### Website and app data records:

-*-

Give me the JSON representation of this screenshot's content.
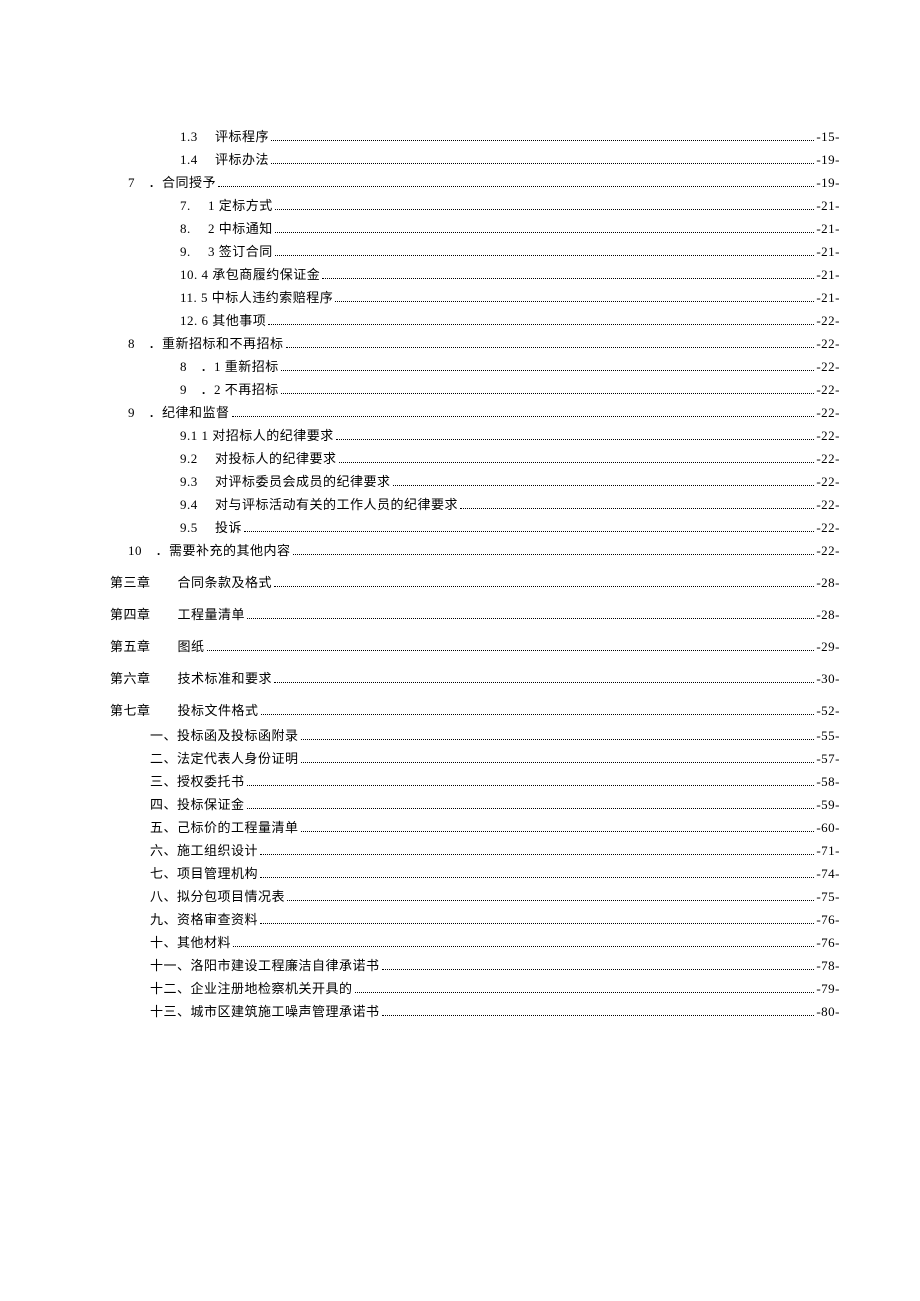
{
  "lines": [
    {
      "indent": 3,
      "label": "1.3　 评标程序 ",
      "page": "-15-"
    },
    {
      "indent": 3,
      "label": "1.4　 评标办法 ",
      "page": "-19-"
    },
    {
      "indent": 1,
      "label": "7　．合同授予",
      "page": "-19-"
    },
    {
      "indent": 3,
      "label": "7.　 1 定标方式 ",
      "page": "-21-"
    },
    {
      "indent": 3,
      "label": "8.　 2 中标通知 ",
      "page": "-21-"
    },
    {
      "indent": 3,
      "label": "9.　 3 签订合同 ",
      "page": "-21-"
    },
    {
      "indent": 3,
      "label": "10. 4 承包商履约保证金 ",
      "page": "-21-"
    },
    {
      "indent": 3,
      "label": "11. 5 中标人违约索赔程序 ",
      "page": "-21-"
    },
    {
      "indent": 3,
      "label": "12. 6 其他事项 ",
      "page": "-22-"
    },
    {
      "indent": 1,
      "label": "8　．重新招标和不再招标 ",
      "page": "-22-"
    },
    {
      "indent": 3,
      "label": "8　．1 重新招标",
      "page": "-22-"
    },
    {
      "indent": 3,
      "label": "9　．2 不再招标",
      "page": "-22-"
    },
    {
      "indent": 1,
      "label": "9　．纪律和监督 ",
      "page": "-22-"
    },
    {
      "indent": 3,
      "label": "9.1 1 对招标人的纪律要求 ",
      "page": "-22-"
    },
    {
      "indent": 3,
      "label": "9.2　 对投标人的纪律要求 ",
      "page": "-22-"
    },
    {
      "indent": 3,
      "label": "9.3　 对评标委员会成员的纪律要求 ",
      "page": "-22-"
    },
    {
      "indent": 3,
      "label": "9.4　 对与评标活动有关的工作人员的纪律要求 ",
      "page": "-22-"
    },
    {
      "indent": 3,
      "label": "9.5　 投诉 ",
      "page": "-22-"
    },
    {
      "indent": 1,
      "label": "10　．需要补充的其他内容",
      "page": "-22-"
    }
  ],
  "chapters": [
    {
      "label": "第三章　　合同条款及格式",
      "page": "-28-"
    },
    {
      "label": "第四章　　工程量清单",
      "page": "-28-"
    },
    {
      "label": "第五章　　图纸",
      "page": "-29-"
    },
    {
      "label": "第六章　　技术标准和要求",
      "page": "-30-"
    },
    {
      "label": "第七章　　投标文件格式",
      "page": "-52-"
    }
  ],
  "subitems": [
    {
      "label": "一、投标函及投标函附录 ",
      "page": "-55-"
    },
    {
      "label": "二、法定代表人身份证明 ",
      "page": "-57-"
    },
    {
      "label": "三、授权委托书 ",
      "page": "-58-"
    },
    {
      "label": "四、投标保证金 ",
      "page": "-59-"
    },
    {
      "label": "五、己标价的工程量清单 ",
      "page": "-60-"
    },
    {
      "label": "六、施工组织设计 ",
      "page": "-71-"
    },
    {
      "label": "七、项目管理机构 ",
      "page": "-74-"
    },
    {
      "label": "八、拟分包项目情况表 ",
      "page": "-75-"
    },
    {
      "label": "九、资格审查资料 ",
      "page": "-76-"
    },
    {
      "label": "十、其他材料 ",
      "page": "-76-"
    },
    {
      "label": "十一、洛阳市建设工程廉洁自律承诺书 ",
      "page": "-78-"
    },
    {
      "label": "十二、企业注册地检察机关开具的 ",
      "page": "-79-"
    },
    {
      "label": "十三、城市区建筑施工噪声管理承诺书 ",
      "page": "-80-"
    }
  ]
}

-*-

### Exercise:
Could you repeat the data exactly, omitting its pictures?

### Answer area:
Give me the JSON representation of this screenshot's content.
{
  "lines": [
    {
      "indent": 3,
      "label": "1.3　 评标程序 ",
      "page": "-15-"
    },
    {
      "indent": 3,
      "label": "1.4　 评标办法 ",
      "page": "-19-"
    },
    {
      "indent": 1,
      "label": "7　．合同授予",
      "page": "-19-"
    },
    {
      "indent": 3,
      "label": "7.　 1 定标方式 ",
      "page": "-21-"
    },
    {
      "indent": 3,
      "label": "8.　 2 中标通知 ",
      "page": "-21-"
    },
    {
      "indent": 3,
      "label": "9.　 3 签订合同 ",
      "page": "-21-"
    },
    {
      "indent": 3,
      "label": "10. 4 承包商履约保证金 ",
      "page": "-21-"
    },
    {
      "indent": 3,
      "label": "11. 5 中标人违约索赔程序 ",
      "page": "-21-"
    },
    {
      "indent": 3,
      "label": "12. 6 其他事项 ",
      "page": "-22-"
    },
    {
      "indent": 1,
      "label": "8　．重新招标和不再招标 ",
      "page": "-22-"
    },
    {
      "indent": 3,
      "label": "8　．1 重新招标",
      "page": "-22-"
    },
    {
      "indent": 3,
      "label": "9　．2 不再招标",
      "page": "-22-"
    },
    {
      "indent": 1,
      "label": "9　．纪律和监督 ",
      "page": "-22-"
    },
    {
      "indent": 3,
      "label": "9.1 1 对招标人的纪律要求 ",
      "page": "-22-"
    },
    {
      "indent": 3,
      "label": "9.2　 对投标人的纪律要求 ",
      "page": "-22-"
    },
    {
      "indent": 3,
      "label": "9.3　 对评标委员会成员的纪律要求 ",
      "page": "-22-"
    },
    {
      "indent": 3,
      "label": "9.4　 对与评标活动有关的工作人员的纪律要求 ",
      "page": "-22-"
    },
    {
      "indent": 3,
      "label": "9.5　 投诉 ",
      "page": "-22-"
    },
    {
      "indent": 1,
      "label": "10　．需要补充的其他内容",
      "page": "-22-"
    }
  ],
  "chapters": [
    {
      "label": "第三章　　合同条款及格式",
      "page": "-28-"
    },
    {
      "label": "第四章　　工程量清单",
      "page": "-28-"
    },
    {
      "label": "第五章　　图纸",
      "page": "-29-"
    },
    {
      "label": "第六章　　技术标准和要求",
      "page": "-30-"
    },
    {
      "label": "第七章　　投标文件格式",
      "page": "-52-"
    }
  ],
  "subitems": [
    {
      "label": "一、投标函及投标函附录 ",
      "page": "-55-"
    },
    {
      "label": "二、法定代表人身份证明 ",
      "page": "-57-"
    },
    {
      "label": "三、授权委托书 ",
      "page": "-58-"
    },
    {
      "label": "四、投标保证金 ",
      "page": "-59-"
    },
    {
      "label": "五、己标价的工程量清单 ",
      "page": "-60-"
    },
    {
      "label": "六、施工组织设计 ",
      "page": "-71-"
    },
    {
      "label": "七、项目管理机构 ",
      "page": "-74-"
    },
    {
      "label": "八、拟分包项目情况表 ",
      "page": "-75-"
    },
    {
      "label": "九、资格审查资料 ",
      "page": "-76-"
    },
    {
      "label": "十、其他材料 ",
      "page": "-76-"
    },
    {
      "label": "十一、洛阳市建设工程廉洁自律承诺书 ",
      "page": "-78-"
    },
    {
      "label": "十二、企业注册地检察机关开具的 ",
      "page": "-79-"
    },
    {
      "label": "十三、城市区建筑施工噪声管理承诺书 ",
      "page": "-80-"
    }
  ]
}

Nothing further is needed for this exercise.